    Huangshan population of Chinese Zacco platypus (Teleostei, Cyprinidae) harbors diverse matrilines and high genetic diversity
    Xin ZHENG, Tian-Qi ZHOU, Tao WAN, Anabel PERDICES, Jin-Quan YANG, Xin-Sheng TANG, Zheng-Ping WANG, Li-Qun HUANG, Song HUANG, Shun-Ping HE
    ZOOLOGICAL RESEARCH. 2016, 37 (2): 103-109.   DOI: 10.13918/j.issn.2095-8137.2016.2.103
    Abstract ( 476 )   RICH HTML PDF (1230KB) ( 1239 )

    Six main mitochondrial DNA (mtDNA) lineages have been described in minnow (Zacco platypus) samples obtained from northern, western and southern China. Perdices et al. (2004) predicted that further sampling of other tributaries might discover more lineages of this species. In this study, we collected 26 Zacco platypus individuals in the Huangshan area of eastern China and determined the cytochrome b (cytb) sequence variations. Combined with reported data in GenBank, we identified ten matrilines (Zacco A-J) in a total of 169 samples, with relatively high molecular divergence found among them. The Huangshan population had the greatest genetic variation among all sampled regions and hosted six of the ten matrilines. Our results highlight the significance of the Huangshan area for the conservation of Zacco platypus.

    References | Related Articles | Metrics
    ZIKA-How fast does this virus mutate?
    Ian S. LOGAN
    ZOOLOGICAL RESEARCH. 2016, 37 (2): 110-115.   DOI: 10.13918/j.issn.2095-8137.2016.2.110
    Abstract ( 894 )   RICH HTML PDF (744KB) ( 1675 )

    The World Health Organization has declared the present Zika virus epidemic to be a ‘Public Health Emergency of International Concern’. The virus appears to have spread from Thailand to French Polynesia in 2013, and has since infected over a million people in the countries of South and Central America.

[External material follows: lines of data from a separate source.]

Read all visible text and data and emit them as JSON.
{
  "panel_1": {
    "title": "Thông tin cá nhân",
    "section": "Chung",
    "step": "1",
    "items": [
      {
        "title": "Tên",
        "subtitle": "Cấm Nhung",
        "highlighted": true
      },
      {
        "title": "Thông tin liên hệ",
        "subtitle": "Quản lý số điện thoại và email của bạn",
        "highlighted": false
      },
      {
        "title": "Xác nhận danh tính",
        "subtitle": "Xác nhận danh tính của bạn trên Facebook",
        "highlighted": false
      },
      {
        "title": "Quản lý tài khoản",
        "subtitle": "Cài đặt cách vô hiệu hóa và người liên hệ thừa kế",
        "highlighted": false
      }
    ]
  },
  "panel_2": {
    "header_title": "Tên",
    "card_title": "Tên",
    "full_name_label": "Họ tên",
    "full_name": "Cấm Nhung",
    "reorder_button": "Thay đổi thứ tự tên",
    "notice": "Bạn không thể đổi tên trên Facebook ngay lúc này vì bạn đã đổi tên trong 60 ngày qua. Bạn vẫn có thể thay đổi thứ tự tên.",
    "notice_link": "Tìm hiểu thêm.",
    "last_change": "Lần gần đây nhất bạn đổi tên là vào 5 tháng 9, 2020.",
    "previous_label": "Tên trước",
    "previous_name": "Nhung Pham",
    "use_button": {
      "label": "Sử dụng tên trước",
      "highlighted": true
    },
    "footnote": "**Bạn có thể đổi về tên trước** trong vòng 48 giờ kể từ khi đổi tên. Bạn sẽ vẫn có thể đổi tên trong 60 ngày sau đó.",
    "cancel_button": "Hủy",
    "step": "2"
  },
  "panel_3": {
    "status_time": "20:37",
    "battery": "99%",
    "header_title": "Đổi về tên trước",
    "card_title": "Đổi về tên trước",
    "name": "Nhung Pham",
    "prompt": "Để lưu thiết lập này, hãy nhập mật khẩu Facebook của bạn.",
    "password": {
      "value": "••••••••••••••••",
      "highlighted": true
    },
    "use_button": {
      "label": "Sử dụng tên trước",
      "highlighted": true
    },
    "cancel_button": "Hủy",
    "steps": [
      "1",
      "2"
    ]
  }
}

In most cases the infection is mild and transient, but the virus does appear to be strongly neurotropic and the presumptive cause of both birth defects in fetuses and Guillain-Barré syndrome in some adults. In this paper, the techniques and utilities developed in the study of mitochondrial DNA were applied to the Zika virus. As a result, it is possible to show in a simple manner how a phylogenetic tree may be constructed and how the mutation rate of the virus can be measured. The study showed the mutation rate to vary between 12 and 25 bases a year, in a viral genome of 10272 bases. This rapid mutation rate will enable the geographic spread of the epidemic to be monitored easily and may also prove useful in assisting the identification of preventative measures that are working, and those that are not.

    References | Related Articles | Metrics
    Erratum
    Journal Correction
    ZOOLOGICAL RESEARCH. 2016, 37 (2): 116-116.  
    Abstract ( 384 )   RICH HTML PDF (66KB) ( 1026 )
    Related Articles | Metrics
    News
    Appointment of Dr. Xue-Long JIANG as the Associate Editor-in-Chief of Zoological Research
    ZOOLOGICAL RESEARCH. 2016, 37 (2): 66-66.  
    Abstract ( 562 )   RICH HTML PDF (334KB) ( 1017 )
    Related Articles | Metrics
Current Issue
2016, Volume 37 Issue 2